DIRECTIONS:
Spot each line in the records below where the word "Detection" occurs, then copy it.

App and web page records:
- Opening Delimiter -
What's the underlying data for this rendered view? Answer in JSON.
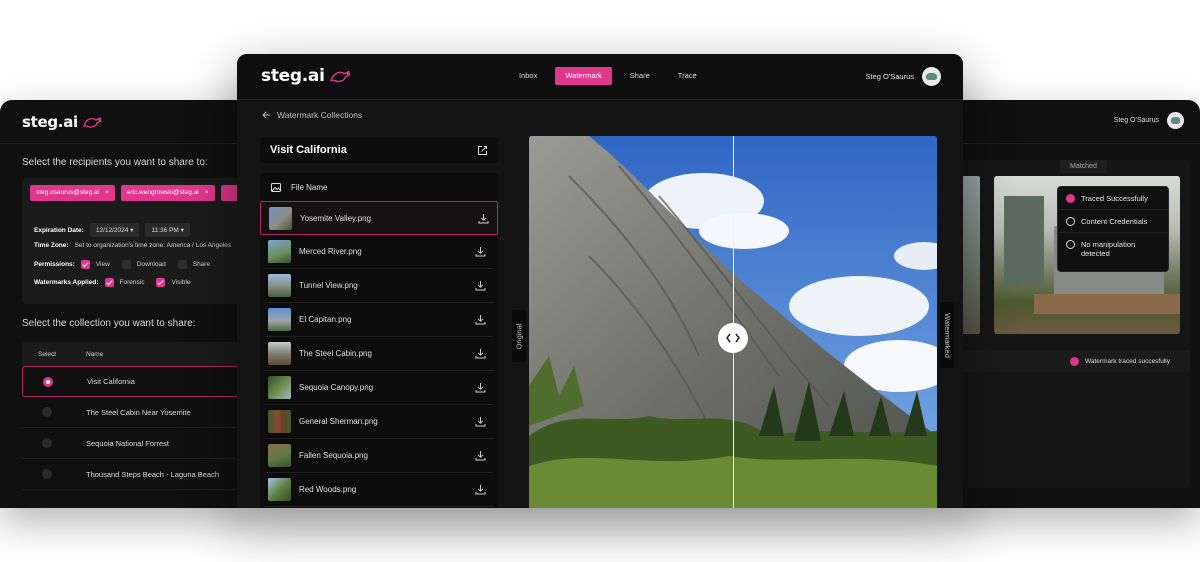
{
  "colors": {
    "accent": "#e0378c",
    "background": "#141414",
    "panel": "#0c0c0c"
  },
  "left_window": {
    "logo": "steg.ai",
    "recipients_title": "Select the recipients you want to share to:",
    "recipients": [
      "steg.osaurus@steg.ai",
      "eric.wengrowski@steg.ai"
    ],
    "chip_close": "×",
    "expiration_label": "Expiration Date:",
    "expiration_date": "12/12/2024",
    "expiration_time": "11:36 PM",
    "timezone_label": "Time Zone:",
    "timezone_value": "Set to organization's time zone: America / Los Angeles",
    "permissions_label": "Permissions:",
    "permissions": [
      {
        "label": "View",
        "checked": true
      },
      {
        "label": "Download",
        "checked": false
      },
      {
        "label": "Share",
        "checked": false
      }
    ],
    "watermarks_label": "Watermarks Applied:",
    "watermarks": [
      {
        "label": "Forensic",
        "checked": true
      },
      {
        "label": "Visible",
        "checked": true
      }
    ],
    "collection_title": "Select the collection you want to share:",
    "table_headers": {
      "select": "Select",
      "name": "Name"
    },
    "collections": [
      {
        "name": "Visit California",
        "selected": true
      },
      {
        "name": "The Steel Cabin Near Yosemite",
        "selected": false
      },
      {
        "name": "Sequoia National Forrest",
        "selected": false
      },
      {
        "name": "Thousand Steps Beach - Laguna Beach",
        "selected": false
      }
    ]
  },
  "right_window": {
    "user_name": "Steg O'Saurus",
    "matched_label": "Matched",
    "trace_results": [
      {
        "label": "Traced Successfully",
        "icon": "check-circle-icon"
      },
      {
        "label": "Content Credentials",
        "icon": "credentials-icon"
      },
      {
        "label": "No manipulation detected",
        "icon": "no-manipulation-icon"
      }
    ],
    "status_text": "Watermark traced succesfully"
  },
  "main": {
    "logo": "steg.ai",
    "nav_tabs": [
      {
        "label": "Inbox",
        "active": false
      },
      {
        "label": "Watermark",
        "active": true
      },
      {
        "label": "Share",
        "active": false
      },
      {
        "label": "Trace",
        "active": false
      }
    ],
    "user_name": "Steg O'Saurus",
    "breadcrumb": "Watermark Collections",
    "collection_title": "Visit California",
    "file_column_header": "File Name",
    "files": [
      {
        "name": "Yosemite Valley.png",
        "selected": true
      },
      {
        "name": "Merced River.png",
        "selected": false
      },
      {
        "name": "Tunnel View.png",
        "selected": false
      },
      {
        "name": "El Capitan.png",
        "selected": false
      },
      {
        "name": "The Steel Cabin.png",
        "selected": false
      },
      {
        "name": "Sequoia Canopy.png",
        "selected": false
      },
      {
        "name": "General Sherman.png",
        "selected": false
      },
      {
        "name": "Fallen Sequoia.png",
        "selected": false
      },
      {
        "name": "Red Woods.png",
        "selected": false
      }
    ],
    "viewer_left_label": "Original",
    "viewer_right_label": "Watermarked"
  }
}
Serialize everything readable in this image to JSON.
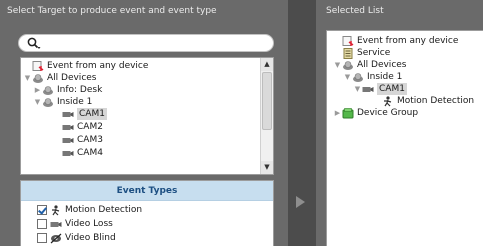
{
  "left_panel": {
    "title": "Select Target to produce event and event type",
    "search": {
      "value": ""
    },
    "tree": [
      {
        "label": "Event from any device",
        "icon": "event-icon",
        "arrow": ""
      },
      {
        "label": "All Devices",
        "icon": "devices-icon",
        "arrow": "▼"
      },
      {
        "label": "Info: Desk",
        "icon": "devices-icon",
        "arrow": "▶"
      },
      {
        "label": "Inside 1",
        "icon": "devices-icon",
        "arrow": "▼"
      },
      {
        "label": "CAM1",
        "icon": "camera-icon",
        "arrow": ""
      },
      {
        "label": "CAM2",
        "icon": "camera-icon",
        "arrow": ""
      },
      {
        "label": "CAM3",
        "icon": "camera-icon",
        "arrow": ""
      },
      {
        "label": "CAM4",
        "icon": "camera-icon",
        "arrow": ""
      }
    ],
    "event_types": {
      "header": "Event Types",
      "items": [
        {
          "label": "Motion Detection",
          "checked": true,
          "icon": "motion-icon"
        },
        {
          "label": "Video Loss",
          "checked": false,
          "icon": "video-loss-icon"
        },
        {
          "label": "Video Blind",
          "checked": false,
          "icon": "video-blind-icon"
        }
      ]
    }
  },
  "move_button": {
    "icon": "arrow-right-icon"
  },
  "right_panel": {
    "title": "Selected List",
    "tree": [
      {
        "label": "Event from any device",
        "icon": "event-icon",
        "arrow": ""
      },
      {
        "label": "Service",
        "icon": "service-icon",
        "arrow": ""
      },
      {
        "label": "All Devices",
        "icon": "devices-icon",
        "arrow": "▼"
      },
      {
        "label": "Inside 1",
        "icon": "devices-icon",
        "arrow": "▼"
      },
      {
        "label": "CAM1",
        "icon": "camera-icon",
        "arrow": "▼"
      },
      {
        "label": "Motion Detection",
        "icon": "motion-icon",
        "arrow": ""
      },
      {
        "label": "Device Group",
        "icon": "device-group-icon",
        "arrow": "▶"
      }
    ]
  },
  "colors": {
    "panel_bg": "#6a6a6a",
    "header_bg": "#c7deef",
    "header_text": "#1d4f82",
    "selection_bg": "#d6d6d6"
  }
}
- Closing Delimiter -
SOLUTION BELOW:
          "label": "Motion Detection",
        "label": "Motion Detection",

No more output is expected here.